## [WORK TASK]
From the data below, return all lines holding the string "color".

## [Dataset rows for apps and sites]
□ □ □ □ □ □ □

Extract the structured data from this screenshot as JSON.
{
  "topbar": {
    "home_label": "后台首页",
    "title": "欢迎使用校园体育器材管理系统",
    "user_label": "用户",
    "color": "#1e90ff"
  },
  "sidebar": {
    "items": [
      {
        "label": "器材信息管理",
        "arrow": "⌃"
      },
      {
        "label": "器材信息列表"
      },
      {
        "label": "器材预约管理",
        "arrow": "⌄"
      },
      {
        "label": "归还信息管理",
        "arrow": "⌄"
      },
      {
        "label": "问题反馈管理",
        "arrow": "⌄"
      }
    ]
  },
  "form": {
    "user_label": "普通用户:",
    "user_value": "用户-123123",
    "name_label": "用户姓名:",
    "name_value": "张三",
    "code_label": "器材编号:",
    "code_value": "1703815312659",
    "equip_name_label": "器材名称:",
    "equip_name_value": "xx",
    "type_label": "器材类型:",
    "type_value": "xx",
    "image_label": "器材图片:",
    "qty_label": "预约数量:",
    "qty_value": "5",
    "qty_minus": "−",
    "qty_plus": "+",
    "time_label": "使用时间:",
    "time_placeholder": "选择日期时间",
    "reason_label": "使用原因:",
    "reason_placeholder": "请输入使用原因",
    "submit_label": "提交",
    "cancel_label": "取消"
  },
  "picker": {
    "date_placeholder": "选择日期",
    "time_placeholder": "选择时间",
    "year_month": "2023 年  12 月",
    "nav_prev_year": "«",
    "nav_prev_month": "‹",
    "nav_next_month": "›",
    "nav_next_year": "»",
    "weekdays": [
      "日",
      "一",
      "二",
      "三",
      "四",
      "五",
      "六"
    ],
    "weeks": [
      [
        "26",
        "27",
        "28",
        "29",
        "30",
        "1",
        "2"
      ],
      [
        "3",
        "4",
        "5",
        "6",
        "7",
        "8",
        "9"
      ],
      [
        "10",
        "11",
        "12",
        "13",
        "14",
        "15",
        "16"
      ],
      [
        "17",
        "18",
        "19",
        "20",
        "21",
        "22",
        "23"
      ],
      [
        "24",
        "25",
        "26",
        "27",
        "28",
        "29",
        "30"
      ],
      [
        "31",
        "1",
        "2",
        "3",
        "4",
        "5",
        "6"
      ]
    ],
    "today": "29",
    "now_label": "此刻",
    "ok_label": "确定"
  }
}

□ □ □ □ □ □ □

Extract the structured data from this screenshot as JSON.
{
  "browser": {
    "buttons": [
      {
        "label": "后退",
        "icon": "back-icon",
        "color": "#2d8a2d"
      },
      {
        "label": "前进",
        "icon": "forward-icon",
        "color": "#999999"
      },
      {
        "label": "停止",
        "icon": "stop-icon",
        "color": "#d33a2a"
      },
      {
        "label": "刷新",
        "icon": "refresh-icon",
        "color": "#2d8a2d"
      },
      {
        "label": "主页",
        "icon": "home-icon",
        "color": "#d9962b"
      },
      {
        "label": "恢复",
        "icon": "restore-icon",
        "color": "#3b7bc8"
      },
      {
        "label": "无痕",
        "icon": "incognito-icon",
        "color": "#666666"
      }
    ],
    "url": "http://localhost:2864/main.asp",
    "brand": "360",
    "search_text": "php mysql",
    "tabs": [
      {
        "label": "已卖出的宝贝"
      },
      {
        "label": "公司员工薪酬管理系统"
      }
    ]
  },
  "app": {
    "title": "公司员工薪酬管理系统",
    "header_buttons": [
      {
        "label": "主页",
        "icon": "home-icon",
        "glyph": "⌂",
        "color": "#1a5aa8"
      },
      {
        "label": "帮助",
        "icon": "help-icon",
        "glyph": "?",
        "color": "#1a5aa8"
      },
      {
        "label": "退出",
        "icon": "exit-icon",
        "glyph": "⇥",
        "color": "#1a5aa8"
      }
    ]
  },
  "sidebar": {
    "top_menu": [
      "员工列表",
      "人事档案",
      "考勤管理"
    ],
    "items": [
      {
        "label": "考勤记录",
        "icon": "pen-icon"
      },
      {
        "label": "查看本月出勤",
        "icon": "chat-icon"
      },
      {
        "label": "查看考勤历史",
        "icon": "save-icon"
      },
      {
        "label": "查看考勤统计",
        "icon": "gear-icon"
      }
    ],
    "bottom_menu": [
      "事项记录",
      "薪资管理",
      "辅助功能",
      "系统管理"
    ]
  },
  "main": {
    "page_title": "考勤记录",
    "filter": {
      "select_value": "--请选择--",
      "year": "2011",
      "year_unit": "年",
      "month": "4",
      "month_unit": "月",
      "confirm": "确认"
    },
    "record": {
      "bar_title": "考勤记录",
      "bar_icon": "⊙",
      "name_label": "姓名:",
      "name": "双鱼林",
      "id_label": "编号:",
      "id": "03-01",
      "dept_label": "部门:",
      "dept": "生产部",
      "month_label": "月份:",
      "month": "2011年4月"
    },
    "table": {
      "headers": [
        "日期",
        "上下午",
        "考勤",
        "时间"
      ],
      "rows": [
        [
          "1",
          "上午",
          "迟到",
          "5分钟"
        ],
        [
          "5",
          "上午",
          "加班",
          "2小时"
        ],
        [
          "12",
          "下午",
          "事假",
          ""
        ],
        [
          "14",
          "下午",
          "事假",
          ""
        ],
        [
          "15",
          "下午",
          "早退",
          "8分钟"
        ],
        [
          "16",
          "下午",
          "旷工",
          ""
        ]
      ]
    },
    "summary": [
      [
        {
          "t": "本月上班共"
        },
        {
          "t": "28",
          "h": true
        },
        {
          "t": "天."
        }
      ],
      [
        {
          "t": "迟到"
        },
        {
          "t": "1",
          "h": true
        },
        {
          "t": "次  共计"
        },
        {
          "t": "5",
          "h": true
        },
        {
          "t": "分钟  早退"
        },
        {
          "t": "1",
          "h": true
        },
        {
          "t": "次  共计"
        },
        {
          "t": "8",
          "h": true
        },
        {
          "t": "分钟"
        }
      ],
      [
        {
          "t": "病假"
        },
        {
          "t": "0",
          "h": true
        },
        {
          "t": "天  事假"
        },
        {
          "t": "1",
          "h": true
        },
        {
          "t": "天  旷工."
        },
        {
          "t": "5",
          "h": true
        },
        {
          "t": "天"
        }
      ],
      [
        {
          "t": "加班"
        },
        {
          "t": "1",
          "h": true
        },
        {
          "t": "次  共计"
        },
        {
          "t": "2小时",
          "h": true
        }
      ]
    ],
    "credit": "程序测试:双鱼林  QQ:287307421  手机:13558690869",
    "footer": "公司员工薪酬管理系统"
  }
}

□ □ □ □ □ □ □

## [ANSWER BOX]
    "color": "#1e90ff"
        "color": "#2d8a2d"
        "color": "#999999"
        "color": "#d33a2a"
        "color": "#2d8a2d"
        "color": "#d9962b"
        "color": "#3b7bc8"
        "color": "#666666"
        "color": "#1a5aa8"
        "color": "#1a5aa8"
        "color": "#1a5aa8"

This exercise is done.